There is no immediate danger to patients, the team of computer experts, electrical engineers and cardiologists said.
But they made one Medtronic Inc device give up patient information off its computer chip, got it to fire improperly, and ran its battery down, all using inexpensive equipment.
They offered a way to fix these weaknesses and said they were publishing their findings not to frighten patients but to inform the industry and regulators.
"I think patients with implantable defibrillators should not be worried by this," Dr. William Maisel of the Beth Israel Deaconess Medical Center and Harvard Medical School said in a telephone interview.
"I think we would be doing them a disservice if this upsets them. There has never been a documented malicious attack on someone's implantable cardiac defibrillator."

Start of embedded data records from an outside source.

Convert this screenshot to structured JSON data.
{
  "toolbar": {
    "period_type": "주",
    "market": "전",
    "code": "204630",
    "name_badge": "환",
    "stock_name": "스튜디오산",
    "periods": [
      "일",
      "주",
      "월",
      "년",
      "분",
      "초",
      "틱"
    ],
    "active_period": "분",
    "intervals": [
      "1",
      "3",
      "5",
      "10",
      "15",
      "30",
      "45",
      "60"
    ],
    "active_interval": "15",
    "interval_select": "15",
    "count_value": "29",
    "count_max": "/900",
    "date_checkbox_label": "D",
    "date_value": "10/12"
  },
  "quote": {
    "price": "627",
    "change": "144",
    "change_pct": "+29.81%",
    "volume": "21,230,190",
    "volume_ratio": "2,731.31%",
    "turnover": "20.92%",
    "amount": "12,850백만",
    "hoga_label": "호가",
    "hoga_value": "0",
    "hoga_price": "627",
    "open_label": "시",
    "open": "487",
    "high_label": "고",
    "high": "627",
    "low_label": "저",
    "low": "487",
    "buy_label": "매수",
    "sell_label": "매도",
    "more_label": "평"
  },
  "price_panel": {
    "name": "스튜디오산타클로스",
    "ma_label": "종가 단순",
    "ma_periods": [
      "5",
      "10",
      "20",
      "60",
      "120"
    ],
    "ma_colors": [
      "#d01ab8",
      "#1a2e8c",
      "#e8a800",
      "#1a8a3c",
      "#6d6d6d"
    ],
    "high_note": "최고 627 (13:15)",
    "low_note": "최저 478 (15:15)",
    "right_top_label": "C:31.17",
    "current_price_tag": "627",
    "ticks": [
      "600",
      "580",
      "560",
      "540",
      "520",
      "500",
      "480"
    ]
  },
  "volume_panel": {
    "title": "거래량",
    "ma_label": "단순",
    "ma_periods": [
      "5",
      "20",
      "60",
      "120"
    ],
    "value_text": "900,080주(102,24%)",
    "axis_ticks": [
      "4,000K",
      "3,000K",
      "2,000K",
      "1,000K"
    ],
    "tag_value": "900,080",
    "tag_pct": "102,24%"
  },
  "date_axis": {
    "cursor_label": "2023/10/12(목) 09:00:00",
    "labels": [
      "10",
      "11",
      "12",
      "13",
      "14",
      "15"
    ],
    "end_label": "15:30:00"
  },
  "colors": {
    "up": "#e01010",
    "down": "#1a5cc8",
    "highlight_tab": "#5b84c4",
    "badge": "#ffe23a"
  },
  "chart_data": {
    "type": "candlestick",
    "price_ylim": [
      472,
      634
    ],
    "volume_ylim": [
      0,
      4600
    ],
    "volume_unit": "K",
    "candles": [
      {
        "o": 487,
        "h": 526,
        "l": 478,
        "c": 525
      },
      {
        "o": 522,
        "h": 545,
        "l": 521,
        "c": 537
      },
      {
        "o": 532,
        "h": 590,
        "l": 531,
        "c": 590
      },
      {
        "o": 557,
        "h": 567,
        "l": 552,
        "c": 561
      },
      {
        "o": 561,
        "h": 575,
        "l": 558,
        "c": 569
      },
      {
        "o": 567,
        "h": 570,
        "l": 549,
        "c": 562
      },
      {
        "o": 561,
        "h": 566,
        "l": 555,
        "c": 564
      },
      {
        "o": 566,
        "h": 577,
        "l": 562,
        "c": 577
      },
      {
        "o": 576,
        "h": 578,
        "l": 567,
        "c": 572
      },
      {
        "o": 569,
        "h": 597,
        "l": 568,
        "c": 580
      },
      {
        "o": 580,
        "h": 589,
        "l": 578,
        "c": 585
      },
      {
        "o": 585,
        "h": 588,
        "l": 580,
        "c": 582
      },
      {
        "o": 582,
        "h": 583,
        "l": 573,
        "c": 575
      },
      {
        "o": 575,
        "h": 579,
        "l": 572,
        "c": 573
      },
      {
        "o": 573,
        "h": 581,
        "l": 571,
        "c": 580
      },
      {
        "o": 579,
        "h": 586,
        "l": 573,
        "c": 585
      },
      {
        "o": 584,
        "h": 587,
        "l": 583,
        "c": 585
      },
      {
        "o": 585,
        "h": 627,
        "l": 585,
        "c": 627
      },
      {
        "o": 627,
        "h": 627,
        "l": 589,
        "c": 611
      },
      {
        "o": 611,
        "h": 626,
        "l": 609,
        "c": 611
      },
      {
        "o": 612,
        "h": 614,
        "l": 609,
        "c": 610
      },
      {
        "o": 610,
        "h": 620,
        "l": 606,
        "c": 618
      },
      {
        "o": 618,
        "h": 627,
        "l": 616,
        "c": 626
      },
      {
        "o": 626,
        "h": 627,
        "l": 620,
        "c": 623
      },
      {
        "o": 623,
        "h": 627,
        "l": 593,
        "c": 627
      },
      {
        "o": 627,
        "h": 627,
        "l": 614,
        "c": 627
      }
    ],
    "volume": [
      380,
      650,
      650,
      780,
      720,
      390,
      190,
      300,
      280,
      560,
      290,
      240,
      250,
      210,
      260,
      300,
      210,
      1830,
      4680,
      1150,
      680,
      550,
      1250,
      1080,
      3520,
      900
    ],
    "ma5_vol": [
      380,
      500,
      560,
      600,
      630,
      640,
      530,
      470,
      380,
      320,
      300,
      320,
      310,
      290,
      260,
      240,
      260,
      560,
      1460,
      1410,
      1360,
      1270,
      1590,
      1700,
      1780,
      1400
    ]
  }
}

Maisel said his team had contacted the U.S. Food and Drug Administration because it could be an industry-wide problem.
Medtronic's Rob Clark said the company's devices had carried such telemetry for 30 years with no reported problems.
"This is a very low-risk event for patients that have these devices," Clark said in a telephone interview.
"The primary focus for us is on the safety and efficacy of the device. A close second on that is security and privacy."
He said the company was aware of the risks and would take them into account when designing products. "The technology in these devices constantly evolves and improves, and we will continue to incorporate measures to protect security and patient information for these devices," Clark said.
"It may be possible to deter malicious activities by making patients aware of those activities," Maisel, Tadayoshi Kohno of the University of Washington and colleagues wrote.
Their report, to be presented in May at a meeting of the Institute of Electrical and Electronic Engineers Symposium on Security and Privacy in Oakland, California, is available on the Internet at www.secure-medicine.org.
Maisel said more and more devices will use radio technology to communicate with physicians. "Right now these devices communicate over several feet most of time but it concerns us that in future they will communicate over longer and longer distances, so we want to initiate the discussion now," he said.
The defibrillators, known as ICDs, can deliver a shock to an out-of-rhythm heart, and can include a pacemaker to keep the heart beating properly. They also can keep a record of heart activity, transmit information to a bedside station and alert health workers to any dangerous or unusual heart activity.
Defending against attacks should not be difficult, the researchers said. "Our defenses do not require battery power and therefore may require only minimal design changes to future implantable devices," the researchers wrote.
Maisel and colleagues reported in 2006 that between 1990 and 2002, more than 2.6 million pacemakers and ICDs were implanted into patients in the United States. Among them is Vice President Dick Cheney, who is 67 and has survived four heart attacks.
Reporting by Maggie Fox; editing by Julie Steenhuysen and Mohammad Zargham